YOUR TASK: Omit the images, then repeat the listing exactly.

INPUT:
Start of Block

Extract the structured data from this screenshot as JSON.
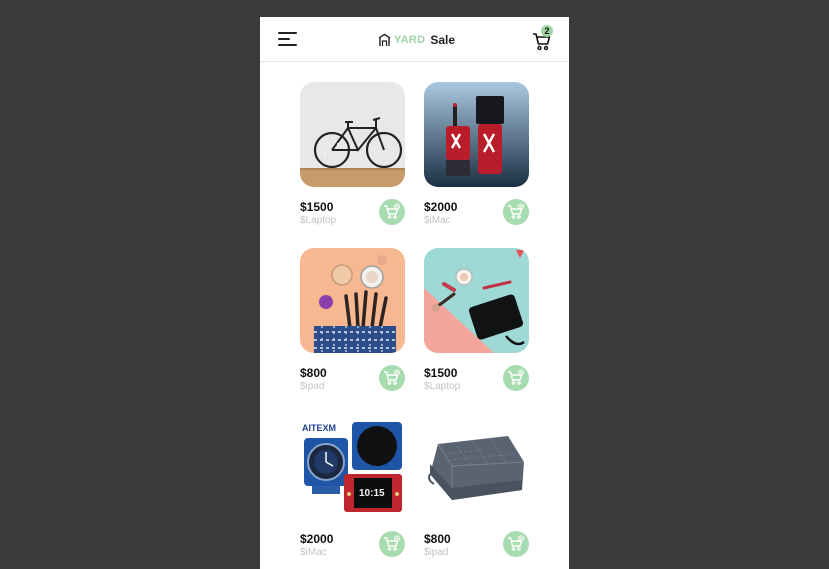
{
  "app": {
    "logo_word_1": "YARD",
    "logo_word_2": "Sale",
    "cart_count": "2"
  },
  "colors": {
    "accent": "#a7dbb0",
    "background": "#3b3b3b",
    "card": "#ffffff"
  },
  "products": [
    {
      "price": "$1500",
      "name": "$Laptop",
      "image": "bicycle"
    },
    {
      "price": "$2000",
      "name": "$iMac",
      "image": "nail-polish"
    },
    {
      "price": "$800",
      "name": "$ipad",
      "image": "makeup-bag"
    },
    {
      "price": "$1500",
      "name": "$Laptop",
      "image": "cosmetics-wallet"
    },
    {
      "price": "$2000",
      "name": "$iMac",
      "image": "electronics-modules",
      "image_text": "AITEXM"
    },
    {
      "price": "$800",
      "name": "$ipad",
      "image": "weighted-blanket"
    }
  ]
}
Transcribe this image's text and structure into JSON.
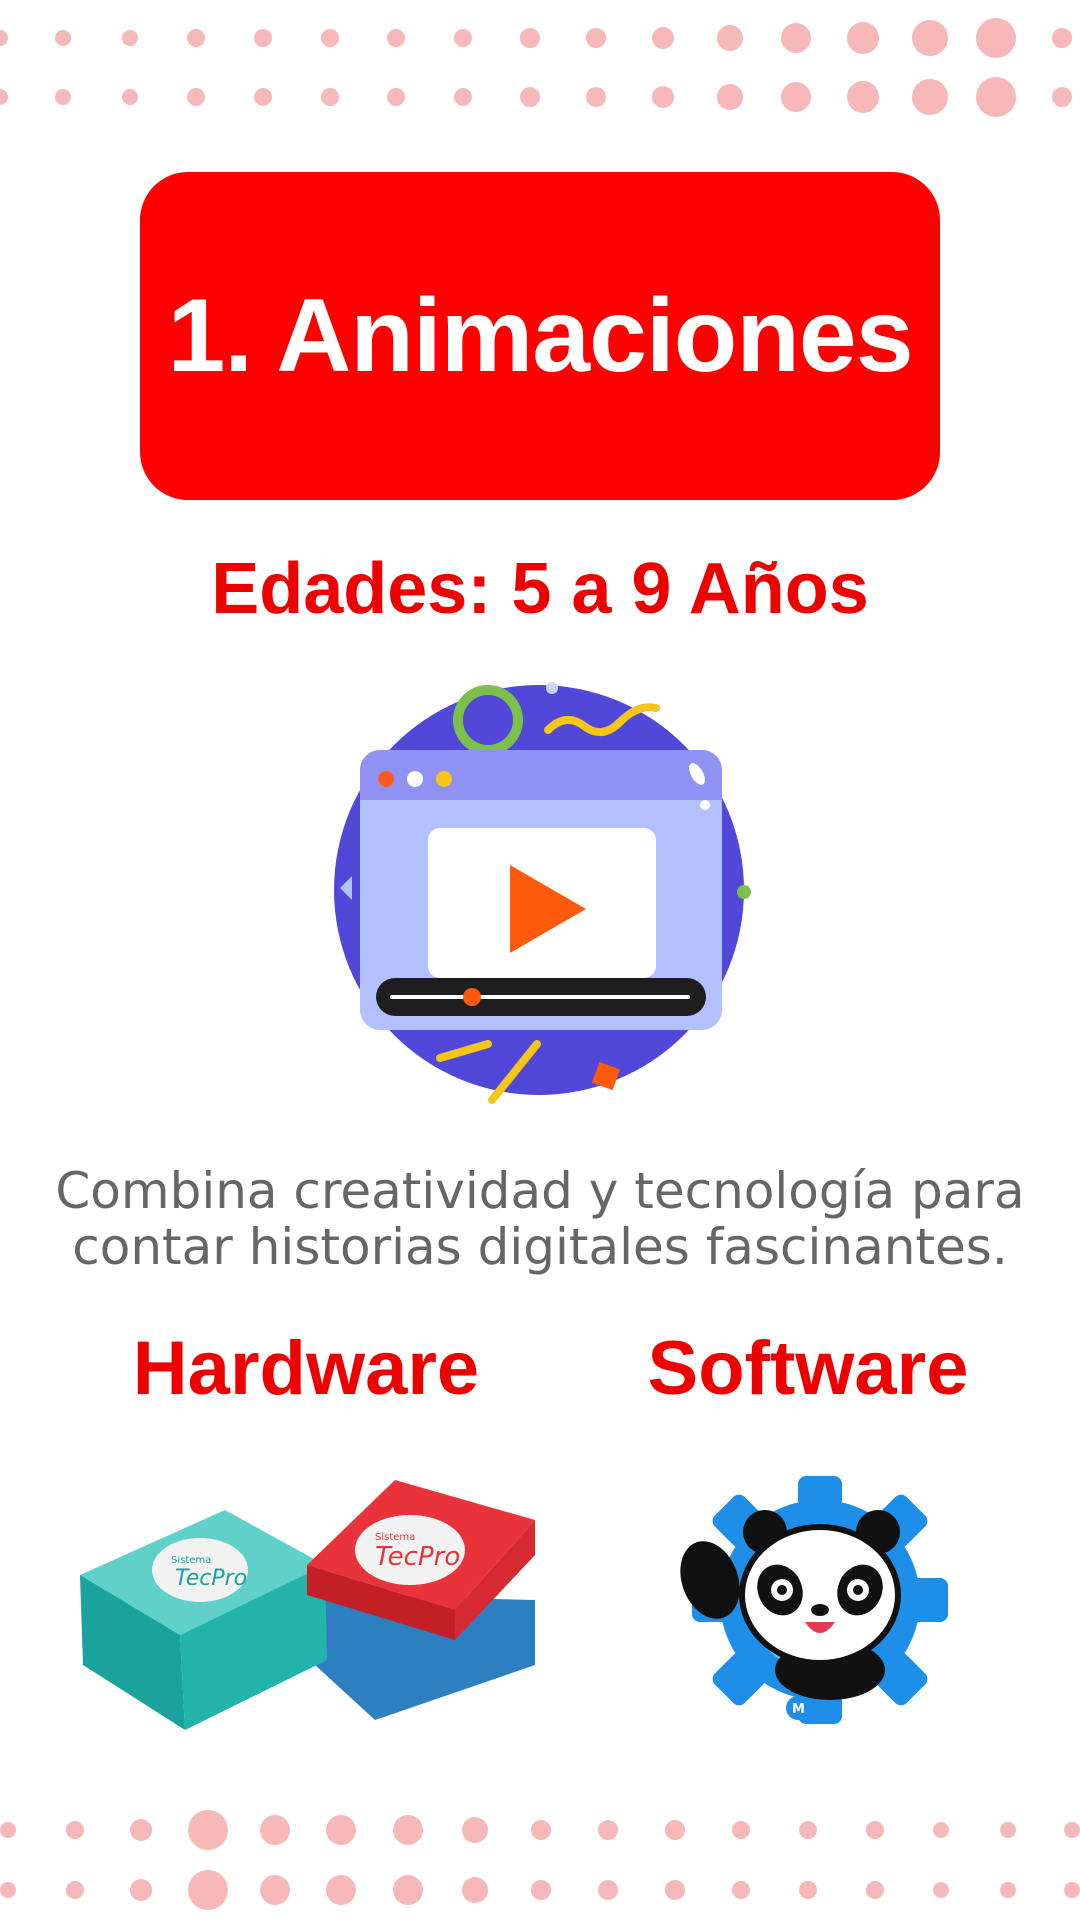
{
  "header": {
    "title": "1. Animaciones"
  },
  "ages": "Edades: 5 a 9 Años",
  "description": {
    "line1": "Combina creatividad y tecnología para",
    "line2": "contar historias digitales fascinantes."
  },
  "columns": {
    "hardware": {
      "label": "Hardware",
      "box_brand": "TecPro",
      "box_prefix": "Sistema"
    },
    "software": {
      "label": "Software",
      "mascot_badge": "M"
    }
  },
  "colors": {
    "accent": "#ff0000",
    "dots": "#f6b4b4",
    "text_gray": "#666666",
    "illustration_circle": "#5148d9"
  },
  "icons": [
    "dotted-pattern",
    "video-player-icon",
    "play-icon",
    "tecpro-boxes-image",
    "panda-mascot-icon"
  ]
}
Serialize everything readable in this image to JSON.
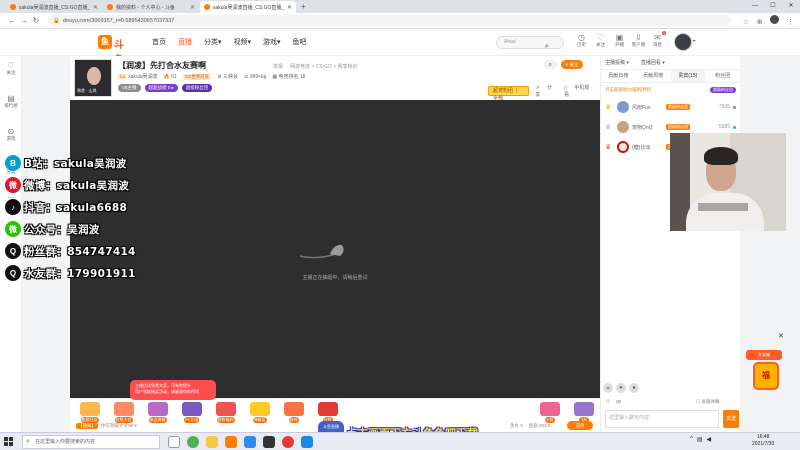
{
  "browser": {
    "tabs": [
      {
        "title": "sakula吴润波直播_CS:GO直播_",
        "active": false
      },
      {
        "title": "我的资料 - 个人中心 - 斗鱼",
        "active": false
      },
      {
        "title": "sakula吴润波直播_CS:GO直播_",
        "active": true
      }
    ],
    "url": "douyu.com/3069357_r=0.5895430657037337"
  },
  "header": {
    "logo_text": "斗鱼",
    "nav": [
      "首页",
      "直播",
      "分类▾",
      "视频▾",
      "游戏▾",
      "鱼吧"
    ],
    "active_nav": "直播",
    "search_placeholder": "Ahad",
    "icons": [
      {
        "label": "历史",
        "icon": "clock-icon"
      },
      {
        "label": "关注",
        "icon": "heart-icon"
      },
      {
        "label": "开播",
        "icon": "camera-icon"
      },
      {
        "label": "客户端",
        "icon": "download-icon"
      },
      {
        "label": "消息",
        "icon": "bell-icon",
        "badge": "1"
      }
    ]
  },
  "sidebar": [
    {
      "label": "关注",
      "icon": "heart-icon"
    },
    {
      "label": "排行榜",
      "icon": "rank-icon"
    },
    {
      "label": "游戏",
      "icon": "gamepad-icon"
    },
    {
      "label": "分类",
      "icon": "grid-icon"
    },
    {
      "label": "更多",
      "icon": "more-icon"
    }
  ],
  "room": {
    "title": "【润凌】先打合水友赛啊",
    "report": "举报",
    "category": "网游竞技 > CS:GO > 赛季特训",
    "cap_label": "熟悉 · 山岚",
    "streamer": "sakula吴润波",
    "level": "61",
    "tag1": "CS世界冠军",
    "fans": "三峡会",
    "weight": "999+kg",
    "rank": "电竞排名 18",
    "badge_v": "V8主播",
    "badge_p1": "超超战绩",
    "badge_p1_count": "0",
    "badge_p2": "超级粉丝团",
    "share_count": "0",
    "follow": "关注",
    "banner": "超宠粉团 丨 全部",
    "share": "分享",
    "phone": "手机观看"
  },
  "video": {
    "loading_text": "主播正在抽烟中，请稍后重试"
  },
  "social": [
    {
      "icon": "bilibili-icon",
      "color": "#00a1d6",
      "glyph": "B",
      "text": "B站：sakula吴润波"
    },
    {
      "icon": "weibo-icon",
      "color": "#e6162d",
      "glyph": "微",
      "text": "微博：sakula吴润波"
    },
    {
      "icon": "douyin-icon",
      "color": "#111111",
      "glyph": "♪",
      "text": "抖音：sakula6688"
    },
    {
      "icon": "wechat-icon",
      "color": "#2dc100",
      "glyph": "微",
      "text": "公众号：吴润波"
    },
    {
      "icon": "qq-icon",
      "color": "#111111",
      "glyph": "Q",
      "text": "粉丝群：854747414"
    },
    {
      "icon": "qq-icon-2",
      "color": "#111111",
      "glyph": "Q",
      "text": "水友群：179901911"
    }
  ],
  "gifts": [
    {
      "label": "能量狂欢",
      "color": "#ffb74d"
    },
    {
      "label": "抖鱼大会",
      "color": "#ff8a65"
    },
    {
      "label": "来点弹幕",
      "color": "#ba68c8"
    },
    {
      "label": "PK互动",
      "color": "#7e57c2"
    },
    {
      "label": "超粉福利",
      "color": "#ef5350"
    },
    {
      "label": "弹幕奖",
      "color": "#ffca28"
    },
    {
      "label": "超神",
      "color": "#ff7043"
    },
    {
      "label": "狂热",
      "color": "#e53935"
    }
  ],
  "gifts_right": [
    {
      "label": "火箭",
      "color": "#f06292"
    },
    {
      "label": "飞机",
      "color": "#9575cd"
    }
  ],
  "giftbar": {
    "tag": "【通知】",
    "notice": "你可领取大奖SKY",
    "stat1": "鱼丸 0",
    "stat2": "鱼翅 303.0",
    "pay": "充值"
  },
  "toast": {
    "line1": "主播比试免费大奖，可有你提升",
    "line2": "用户领取抽奖活动，请留意你的时间"
  },
  "chat": {
    "top": [
      "主播投稿 ▾",
      "直播回看 ▾"
    ],
    "tabs": [
      "贡献日榜",
      "贡献周榜",
      "贵宾(15)",
      "粉丝团"
    ],
    "active_tab": "贵宾(15)",
    "notice": "点击超级助力/超粉特权",
    "notice_btn": "超级粉丝团",
    "ranks": [
      {
        "name": "风雨Fun",
        "lv": "超级粉丝团",
        "score": "7935"
      },
      {
        "name": "宠物QnQ",
        "lv": "超级粉丝团",
        "score": "5585"
      },
      {
        "name": "(糖)比派",
        "lv": "超级粉丝团",
        "score": ""
      }
    ],
    "input_placeholder": "这里输入聊天内容",
    "send": "发送",
    "shield": "屏蔽弹幕"
  },
  "float": {
    "top": "开宝箱",
    "box": "福"
  },
  "overlay": {
    "mascot": "斗鱼直播",
    "subtitle": "点击画面下方斗鱼鱼吧下载"
  },
  "taskbar": {
    "search_placeholder": "在这里输入你要搜索的内容",
    "time": "16:48",
    "date": "2021/7/30"
  }
}
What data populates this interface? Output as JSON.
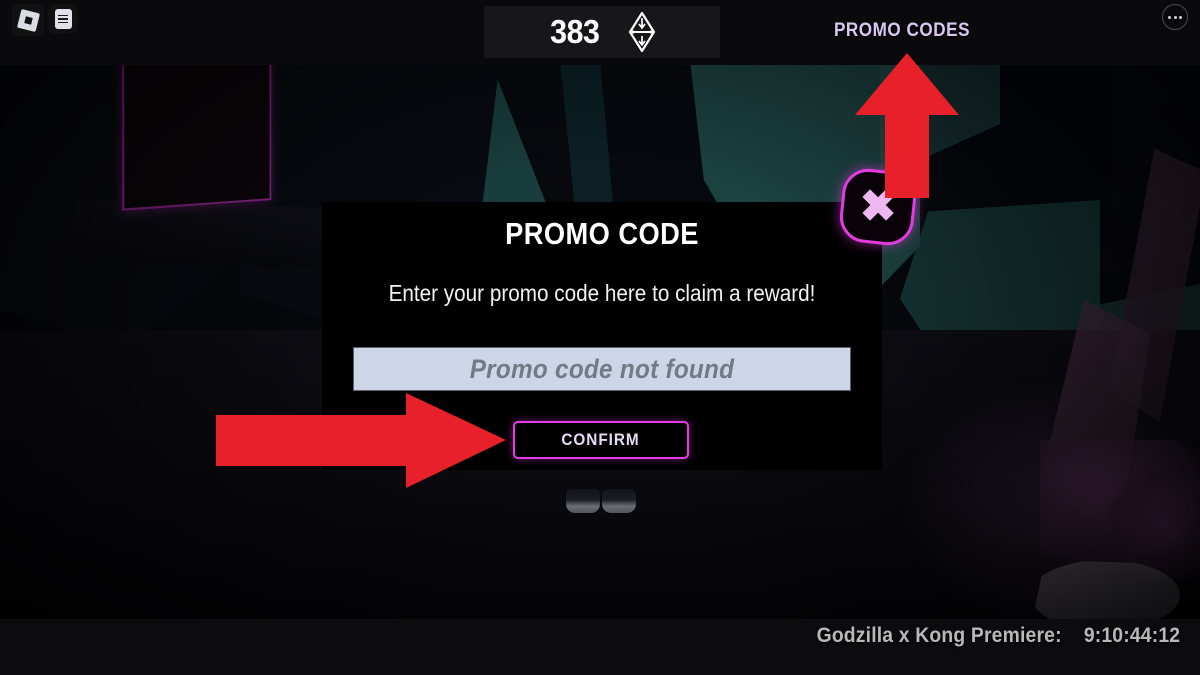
{
  "topbar": {
    "roblox_icon": "roblox-logo-icon",
    "menu_icon": "menu-sheet-icon",
    "currency": {
      "amount": "383",
      "icon": "gem-icon"
    },
    "promo_codes_label": "PROMO CODES",
    "more_icon": "more-options-icon"
  },
  "dialog": {
    "title": "PROMO CODE",
    "subtitle": "Enter your promo code here to claim a reward!",
    "input": {
      "value": "",
      "placeholder": "Promo code not found"
    },
    "confirm_label": "CONFIRM",
    "close_icon": "close-x-icon"
  },
  "annotations": {
    "arrow_up": "red-arrow-up",
    "arrow_right": "red-arrow-right",
    "color": "#e8202a"
  },
  "footer": {
    "event_label": "Godzilla x Kong Premiere:",
    "countdown": "9:10:44:12"
  },
  "colors": {
    "accent_magenta": "#e43ce4",
    "accent_lavender": "#d9c8f2",
    "input_bg": "#ccd6e8",
    "dialog_bg": "#000000",
    "annotation_red": "#e8202a"
  }
}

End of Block

EXPECTED ANSWER:
Extract the structured data from this screenshot as JSON.
{
  "app": {
    "logo_word_1": "YARD",
    "logo_word_2": "Sale",
    "cart_count": "2"
  },
  "colors": {
    "accent": "#a7dbb0",
    "background": "#3b3b3b",
    "card": "#ffffff"
  },
  "products": [
    {
      "price": "$1500",
      "name": "$Laptop",
      "image": "bicycle"
    },
    {
      "price": "$2000",
      "name": "$iMac",
      "image": "nail-polish"
    },
    {
      "price": "$800",
      "name": "$ipad",
      "image": "makeup-bag"
    },
    {
      "price": "$1500",
      "name": "$Laptop",
      "image": "cosmetics-wallet"
    },
    {
      "price": "$2000",
      "name": "$iMac",
      "image": "electronics-modules",
      "image_text": "AITEXM"
    },
    {
      "price": "$800",
      "name": "$ipad",
      "image": "weighted-blanket"
    }
  ]
}
Transcribe this image's text and structure into JSON.
{
  "header": {
    "title": "1. Animaciones"
  },
  "ages": "Edades: 5 a 9 Años",
  "description": {
    "line1": "Combina creatividad y tecnología para",
    "line2": "contar historias digitales fascinantes."
  },
  "columns": {
    "hardware": {
      "label": "Hardware",
      "box_brand": "TecPro",
      "box_prefix": "Sistema"
    },
    "software": {
      "label": "Software",
      "mascot_badge": "M"
    }
  },
  "colors": {
    "accent": "#ff0000",
    "dots": "#f6b4b4",
    "text_gray": "#666666",
    "illustration_circle": "#5148d9"
  },
  "icons": [
    "dotted-pattern",
    "video-player-icon",
    "play-icon",
    "tecpro-boxes-image",
    "panda-mascot-icon"
  ]
}
Serialize everything readable in this image to JSON.
{
  "browser": {
    "tabs": [
      {
        "title": "sakula吴润波直播_CS:GO直播_",
        "active": false
      },
      {
        "title": "我的资料 - 个人中心 - 斗鱼",
        "active": false
      },
      {
        "title": "sakula吴润波直播_CS:GO直播_",
        "active": true
      }
    ],
    "url": "douyu.com/3069357_r=0.5895430657037337"
  },
  "header": {
    "logo_text": "斗鱼",
    "nav": [
      "首页",
      "直播",
      "分类▾",
      "视频▾",
      "游戏▾",
      "鱼吧"
    ],
    "active_nav": "直播",
    "search_placeholder": "Ahad",
    "icons": [
      {
        "label": "历史",
        "icon": "clock-icon"
      },
      {
        "label": "关注",
        "icon": "heart-icon"
      },
      {
        "label": "开播",
        "icon": "camera-icon"
      },
      {
        "label": "客户端",
        "icon": "download-icon"
      },
      {
        "label": "消息",
        "icon": "bell-icon",
        "badge": "1"
      }
    ]
  },
  "sidebar": [
    {
      "label": "关注",
      "icon": "heart-icon"
    },
    {
      "label": "排行榜",
      "icon": "rank-icon"
    },
    {
      "label": "游戏",
      "icon": "gamepad-icon"
    },
    {
      "label": "分类",
      "icon": "grid-icon"
    },
    {
      "label": "更多",
      "icon": "more-icon"
    }
  ],
  "room": {
    "title": "【润凌】先打合水友赛啊",
    "report": "举报",
    "category": "网游竞技 > CS:GO > 赛季特训",
    "cap_label": "熟悉 · 山岚",
    "streamer": "sakula吴润波",
    "level": "61",
    "tag1": "CS世界冠军",
    "fans": "三峡会",
    "weight": "999+kg",
    "rank": "电竞排名 18",
    "badge_v": "V8主播",
    "badge_p1": "超超战绩",
    "badge_p1_count": "0",
    "badge_p2": "超级粉丝团",
    "share_count": "0",
    "follow": "关注",
    "banner": "超宠粉团 丨 全部",
    "share": "分享",
    "phone": "手机观看"
  },
  "video": {
    "loading_text": "主播正在抽烟中，请稍后重试"
  },
  "social": [
    {
      "icon": "bilibili-icon",
      "color": "#00a1d6",
      "glyph": "B",
      "text": "B站：sakula吴润波"
    },
    {
      "icon": "weibo-icon",
      "color": "#e6162d",
      "glyph": "微",
      "text": "微博：sakula吴润波"
    },
    {
      "icon": "douyin-icon",
      "color": "#111111",
      "glyph": "♪",
      "text": "抖音：sakula6688"
    },
    {
      "icon": "wechat-icon",
      "color": "#2dc100",
      "glyph": "微",
      "text": "公众号：吴润波"
    },
    {
      "icon": "qq-icon",
      "color": "#111111",
      "glyph": "Q",
      "text": "粉丝群：854747414"
    },
    {
      "icon": "qq-icon-2",
      "color": "#111111",
      "glyph": "Q",
      "text": "水友群：179901911"
    }
  ],
  "gifts": [
    {
      "label": "能量狂欢",
      "color": "#ffb74d"
    },
    {
      "label": "抖鱼大会",
      "color": "#ff8a65"
    },
    {
      "label": "来点弹幕",
      "color": "#ba68c8"
    },
    {
      "label": "PK互动",
      "color": "#7e57c2"
    },
    {
      "label": "超粉福利",
      "color": "#ef5350"
    },
    {
      "label": "弹幕奖",
      "color": "#ffca28"
    },
    {
      "label": "超神",
      "color": "#ff7043"
    },
    {
      "label": "狂热",
      "color": "#e53935"
    }
  ],
  "gifts_right": [
    {
      "label": "火箭",
      "color": "#f06292"
    },
    {
      "label": "飞机",
      "color": "#9575cd"
    }
  ],
  "giftbar": {
    "tag": "【通知】",
    "notice": "你可领取大奖SKY",
    "stat1": "鱼丸 0",
    "stat2": "鱼翅 303.0",
    "pay": "充值"
  },
  "toast": {
    "line1": "主播比试免费大奖，可有你提升",
    "line2": "用户领取抽奖活动，请留意你的时间"
  },
  "chat": {
    "top": [
      "主播投稿 ▾",
      "直播回看 ▾"
    ],
    "tabs": [
      "贡献日榜",
      "贡献周榜",
      "贵宾(15)",
      "粉丝团"
    ],
    "active_tab": "贵宾(15)",
    "notice": "点击超级助力/超粉特权",
    "notice_btn": "超级粉丝团",
    "ranks": [
      {
        "name": "风雨Fun",
        "lv": "超级粉丝团",
        "score": "7935"
      },
      {
        "name": "宠物QnQ",
        "lv": "超级粉丝团",
        "score": "5585"
      },
      {
        "name": "(糖)比派",
        "lv": "超级粉丝团",
        "score": ""
      }
    ],
    "input_placeholder": "这里输入聊天内容",
    "send": "发送",
    "shield": "屏蔽弹幕"
  },
  "float": {
    "top": "开宝箱",
    "box": "福"
  },
  "overlay": {
    "mascot": "斗鱼直播",
    "subtitle": "点击画面下方斗鱼鱼吧下载"
  },
  "taskbar": {
    "search_placeholder": "在这里输入你要搜索的内容",
    "time": "16:48",
    "date": "2021/7/30"
  }
}
What data populates this interface? Output as JSON.
{
  "topbar": {
    "roblox_icon": "roblox-logo-icon",
    "menu_icon": "menu-sheet-icon",
    "currency": {
      "amount": "383",
      "icon": "gem-icon"
    },
    "promo_codes_label": "PROMO CODES",
    "more_icon": "more-options-icon"
  },
  "dialog": {
    "title": "PROMO CODE",
    "subtitle": "Enter your promo code here to claim a reward!",
    "input": {
      "value": "",
      "placeholder": "Promo code not found"
    },
    "confirm_label": "CONFIRM",
    "close_icon": "close-x-icon"
  },
  "annotations": {
    "arrow_up": "red-arrow-up",
    "arrow_right": "red-arrow-right",
    "color": "#e8202a"
  },
  "footer": {
    "event_label": "Godzilla x Kong Premiere:",
    "countdown": "9:10:44:12"
  },
  "colors": {
    "accent_magenta": "#e43ce4",
    "accent_lavender": "#d9c8f2",
    "input_bg": "#ccd6e8",
    "dialog_bg": "#000000",
    "annotation_red": "#e8202a"
  }
}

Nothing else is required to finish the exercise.